### ABOUT THIS TASK
The string "title" appears in some lines of the entries that follow; copy each such line.
* * * *
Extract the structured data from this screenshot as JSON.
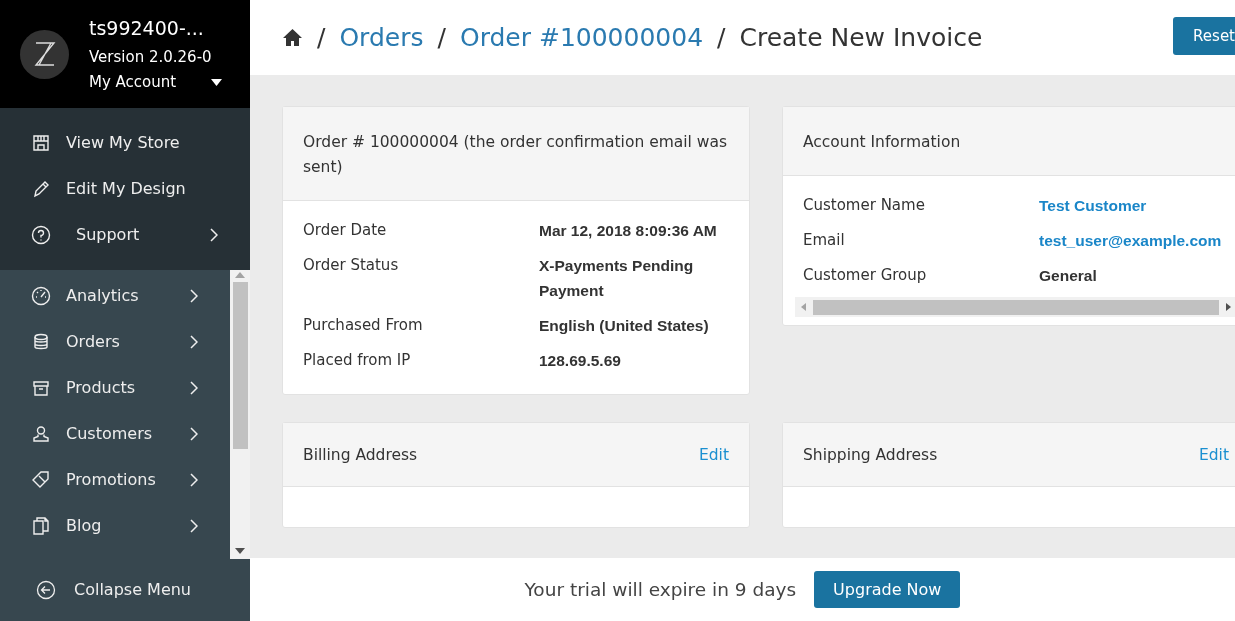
{
  "sidebar": {
    "store_name": "ts992400-...",
    "version": "Version 2.0.26-0",
    "account_label": "My Account",
    "top_items": [
      {
        "label": "View My Store",
        "expandable": false
      },
      {
        "label": "Edit My Design",
        "expandable": false
      },
      {
        "label": "Support",
        "expandable": true
      }
    ],
    "menu_items": [
      {
        "label": "Analytics",
        "expandable": true
      },
      {
        "label": "Orders",
        "expandable": true
      },
      {
        "label": "Products",
        "expandable": true
      },
      {
        "label": "Customers",
        "expandable": true
      },
      {
        "label": "Promotions",
        "expandable": true
      },
      {
        "label": "Blog",
        "expandable": true
      }
    ],
    "collapse_label": "Collapse Menu"
  },
  "breadcrumb": [
    {
      "kind": "home"
    },
    {
      "kind": "separator",
      "label": "/"
    },
    {
      "kind": "link",
      "label": "Orders"
    },
    {
      "kind": "separator",
      "label": "/"
    },
    {
      "kind": "link",
      "label": "Order #100000004"
    },
    {
      "kind": "separator",
      "label": "/"
    },
    {
      "kind": "current",
      "label": "Create New Invoice"
    }
  ],
  "header_button": "Reset",
  "order_card": {
    "title": "Order # 100000004 (the order confirmation email was sent)",
    "rows": [
      {
        "label": "Order Date",
        "value": "Mar 12, 2018 8:09:36 AM"
      },
      {
        "label": "Order Status",
        "value": "X-Payments Pending Payment"
      },
      {
        "label": "Purchased From",
        "value": "English (United States)"
      },
      {
        "label": "Placed from IP",
        "value": "128.69.5.69"
      }
    ]
  },
  "account_card": {
    "title": "Account Information",
    "rows": [
      {
        "label": "Customer Name",
        "value": "Test Customer",
        "kind": "link"
      },
      {
        "label": "Email",
        "value": "test_user@example.com",
        "kind": "link"
      },
      {
        "label": "Customer Group",
        "value": "General",
        "kind": "bold"
      }
    ]
  },
  "address_cards": [
    {
      "title": "Billing Address",
      "action": "Edit"
    },
    {
      "title": "Shipping Address",
      "action": "Edit"
    }
  ],
  "trial": {
    "message": "Your trial will expire in 9 days",
    "button": "Upgrade Now"
  }
}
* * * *
### RESULT BELOW
    "title": "Order # 100000004 (the order confirmation email was sent)",
    "title": "Account Information",
      "title": "Billing Address",
      "title": "Shipping Address",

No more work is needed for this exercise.